## [What you will do]
Without including any pictures, write out all the records word for word.
---*---
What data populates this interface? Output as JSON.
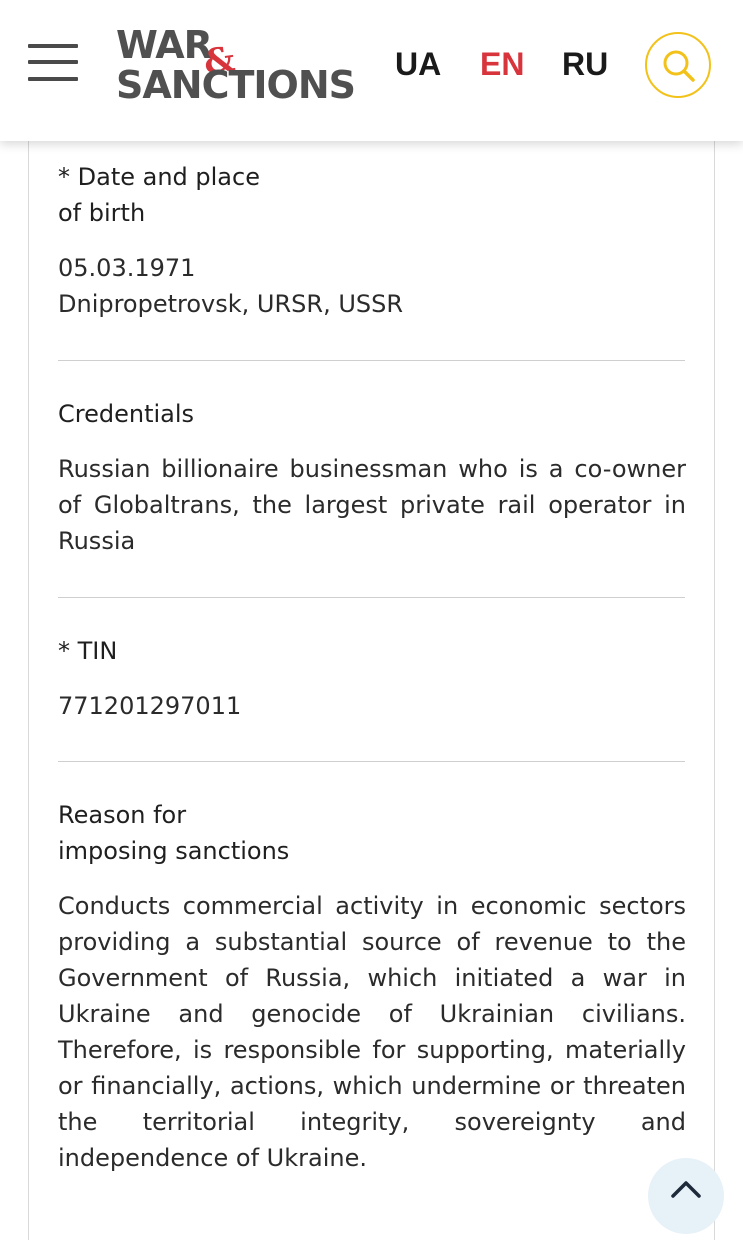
{
  "header": {
    "logo": {
      "line1": "WAR",
      "ampersand": "&",
      "line2": "SANCTIONS"
    },
    "languages": [
      {
        "code": "UA",
        "active": false
      },
      {
        "code": "EN",
        "active": true
      },
      {
        "code": "RU",
        "active": false
      }
    ],
    "menu_icon": "hamburger-menu-icon",
    "search_icon": "search-icon",
    "colors": {
      "accent": "#d8343c",
      "search_ring": "#f2c21b",
      "logo_text": "#505050"
    }
  },
  "profile": {
    "birth": {
      "label_line1": "* Date and place",
      "label_line2": "of birth",
      "date": "05.03.1971",
      "place": "Dnipropetrovsk, URSR, USSR"
    },
    "credentials": {
      "label": "Credentials",
      "text": "Russian billionaire businessman who is a co-owner of Globaltrans, the largest private rail operator in Russia"
    },
    "tin": {
      "label": "* TIN",
      "value": "771201297011"
    },
    "reason": {
      "label_line1": "Reason for",
      "label_line2": "imposing sanctions",
      "text": "Conducts commercial activity in economic sectors providing a substantial source of revenue to the Government of Russia, which initiated a war in Ukraine and genocide of Ukrainian civilians. Therefore, is responsible for supporting, materially or financially, actions, which undermine or threaten the territorial integrity, sovereignty and independence of Ukraine."
    }
  },
  "scroll_top_icon": "chevron-up-icon"
}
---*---
## [Written answer]
What data populates this interface? Output as JSON.
{
  "header": {
    "logo": {
      "line1": "WAR",
      "ampersand": "&",
      "line2": "SANCTIONS"
    },
    "languages": [
      {
        "code": "UA",
        "active": false
      },
      {
        "code": "EN",
        "active": true
      },
      {
        "code": "RU",
        "active": false
      }
    ],
    "menu_icon": "hamburger-menu-icon",
    "search_icon": "search-icon",
    "colors": {
      "accent": "#d8343c",
      "search_ring": "#f2c21b",
      "logo_text": "#505050"
    }
  },
  "profile": {
    "birth": {
      "label_line1": "* Date and place",
      "label_line2": "of birth",
      "date": "05.03.1971",
      "place": "Dnipropetrovsk, URSR, USSR"
    },
    "credentials": {
      "label": "Credentials",
      "text": "Russian billionaire businessman who is a co-owner of Globaltrans, the largest private rail operator in Russia"
    },
    "tin": {
      "label": "* TIN",
      "value": "771201297011"
    },
    "reason": {
      "label_line1": "Reason for",
      "label_line2": "imposing sanctions",
      "text": "Conducts commercial activity in economic sectors providing a substantial source of revenue to the Government of Russia, which initiated a war in Ukraine and genocide of Ukrainian civilians. Therefore, is responsible for supporting, materially or financially, actions, which undermine or threaten the territorial integrity, sovereignty and independence of Ukraine."
    }
  },
  "scroll_top_icon": "chevron-up-icon"
}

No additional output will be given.